• _Your task_
Repeat the entries exactly as they appear.

((

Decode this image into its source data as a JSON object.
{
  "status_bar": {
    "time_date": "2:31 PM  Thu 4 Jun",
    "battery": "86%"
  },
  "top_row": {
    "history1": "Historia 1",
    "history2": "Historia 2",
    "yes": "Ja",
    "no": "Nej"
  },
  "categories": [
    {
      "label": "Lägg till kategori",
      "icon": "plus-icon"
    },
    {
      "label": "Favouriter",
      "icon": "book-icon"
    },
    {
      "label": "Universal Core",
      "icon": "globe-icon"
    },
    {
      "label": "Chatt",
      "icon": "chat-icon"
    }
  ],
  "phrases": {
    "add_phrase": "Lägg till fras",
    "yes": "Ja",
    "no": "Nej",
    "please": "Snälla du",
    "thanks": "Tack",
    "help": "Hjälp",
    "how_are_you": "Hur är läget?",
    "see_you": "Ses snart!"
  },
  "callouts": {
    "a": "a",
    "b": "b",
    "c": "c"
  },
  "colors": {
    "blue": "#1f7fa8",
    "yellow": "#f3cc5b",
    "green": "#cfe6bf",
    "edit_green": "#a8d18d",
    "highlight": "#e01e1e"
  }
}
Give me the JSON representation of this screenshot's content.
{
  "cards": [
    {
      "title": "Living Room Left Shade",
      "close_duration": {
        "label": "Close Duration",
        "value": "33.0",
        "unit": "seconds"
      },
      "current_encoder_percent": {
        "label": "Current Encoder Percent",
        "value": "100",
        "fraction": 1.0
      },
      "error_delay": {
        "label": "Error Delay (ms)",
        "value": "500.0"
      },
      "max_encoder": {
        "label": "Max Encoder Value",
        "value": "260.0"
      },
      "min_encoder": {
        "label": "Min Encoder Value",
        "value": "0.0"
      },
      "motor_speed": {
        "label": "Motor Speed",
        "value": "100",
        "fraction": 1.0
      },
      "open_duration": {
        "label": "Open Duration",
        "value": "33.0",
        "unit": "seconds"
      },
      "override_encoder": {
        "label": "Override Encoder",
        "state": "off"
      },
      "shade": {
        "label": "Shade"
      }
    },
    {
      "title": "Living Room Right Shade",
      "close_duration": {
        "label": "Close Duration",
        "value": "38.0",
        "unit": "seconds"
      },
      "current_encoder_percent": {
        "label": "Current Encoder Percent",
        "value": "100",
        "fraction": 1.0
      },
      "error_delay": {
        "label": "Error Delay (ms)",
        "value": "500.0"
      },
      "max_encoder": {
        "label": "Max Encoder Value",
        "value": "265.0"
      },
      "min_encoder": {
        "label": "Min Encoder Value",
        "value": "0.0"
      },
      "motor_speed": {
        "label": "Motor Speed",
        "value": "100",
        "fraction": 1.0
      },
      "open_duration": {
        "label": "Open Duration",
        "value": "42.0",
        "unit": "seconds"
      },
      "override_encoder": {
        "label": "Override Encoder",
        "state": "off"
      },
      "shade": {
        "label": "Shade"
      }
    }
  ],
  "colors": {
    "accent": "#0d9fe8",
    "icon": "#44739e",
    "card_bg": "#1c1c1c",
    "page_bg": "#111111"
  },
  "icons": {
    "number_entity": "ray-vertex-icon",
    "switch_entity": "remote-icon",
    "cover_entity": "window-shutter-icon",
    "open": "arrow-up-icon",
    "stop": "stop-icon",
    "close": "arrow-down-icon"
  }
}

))

• _Solved problem_
Decode this image into its source data as a JSON object.
{
  "status_bar": {
    "time_date": "2:31 PM  Thu 4 Jun",
    "battery": "86%"
  },
  "top_row": {
    "history1": "Historia 1",
    "history2": "Historia 2",
    "yes": "Ja",
    "no": "Nej"
  },
  "categories": [
    {
      "label": "Lägg till kategori",
      "icon": "plus-icon"
    },
    {
      "label": "Favouriter",
      "icon": "book-icon"
    },
    {
      "label": "Universal Core",
      "icon": "globe-icon"
    },
    {
      "label": "Chatt",
      "icon": "chat-icon"
    }
  ],
  "phrases": {
    "add_phrase": "Lägg till fras",
    "yes": "Ja",
    "no": "Nej",
    "please": "Snälla du",
    "thanks": "Tack",
    "help": "Hjälp",
    "how_are_you": "Hur är läget?",
    "see_you": "Ses snart!"
  },
  "callouts": {
    "a": "a",
    "b": "b",
    "c": "c"
  },
  "colors": {
    "blue": "#1f7fa8",
    "yellow": "#f3cc5b",
    "green": "#cfe6bf",
    "edit_green": "#a8d18d",
    "highlight": "#e01e1e"
  }
}
Give me the JSON representation of this screenshot's content.
{
  "cards": [
    {
      "title": "Living Room Left Shade",
      "close_duration": {
        "label": "Close Duration",
        "value": "33.0",
        "unit": "seconds"
      },
      "current_encoder_percent": {
        "label": "Current Encoder Percent",
        "value": "100",
        "fraction": 1.0
      },
      "error_delay": {
        "label": "Error Delay (ms)",
        "value": "500.0"
      },
      "max_encoder": {
        "label": "Max Encoder Value",
        "value": "260.0"
      },
      "min_encoder": {
        "label": "Min Encoder Value",
        "value": "0.0"
      },
      "motor_speed": {
        "label": "Motor Speed",
        "value": "100",
        "fraction": 1.0
      },
      "open_duration": {
        "label": "Open Duration",
        "value": "33.0",
        "unit": "seconds"
      },
      "override_encoder": {
        "label": "Override Encoder",
        "state": "off"
      },
      "shade": {
        "label": "Shade"
      }
    },
    {
      "title": "Living Room Right Shade",
      "close_duration": {
        "label": "Close Duration",
        "value": "38.0",
        "unit": "seconds"
      },
      "current_encoder_percent": {
        "label": "Current Encoder Percent",
        "value": "100",
        "fraction": 1.0
      },
      "error_delay": {
        "label": "Error Delay (ms)",
        "value": "500.0"
      },
      "max_encoder": {
        "label": "Max Encoder Value",
        "value": "265.0"
      },
      "min_encoder": {
        "label": "Min Encoder Value",
        "value": "0.0"
      },
      "motor_speed": {
        "label": "Motor Speed",
        "value": "100",
        "fraction": 1.0
      },
      "open_duration": {
        "label": "Open Duration",
        "value": "42.0",
        "unit": "seconds"
      },
      "override_encoder": {
        "label": "Override Encoder",
        "state": "off"
      },
      "shade": {
        "label": "Shade"
      }
    }
  ],
  "colors": {
    "accent": "#0d9fe8",
    "icon": "#44739e",
    "card_bg": "#1c1c1c",
    "page_bg": "#111111"
  },
  "icons": {
    "number_entity": "ray-vertex-icon",
    "switch_entity": "remote-icon",
    "cover_entity": "window-shutter-icon",
    "open": "arrow-up-icon",
    "stop": "stop-icon",
    "close": "arrow-down-icon"
  }
}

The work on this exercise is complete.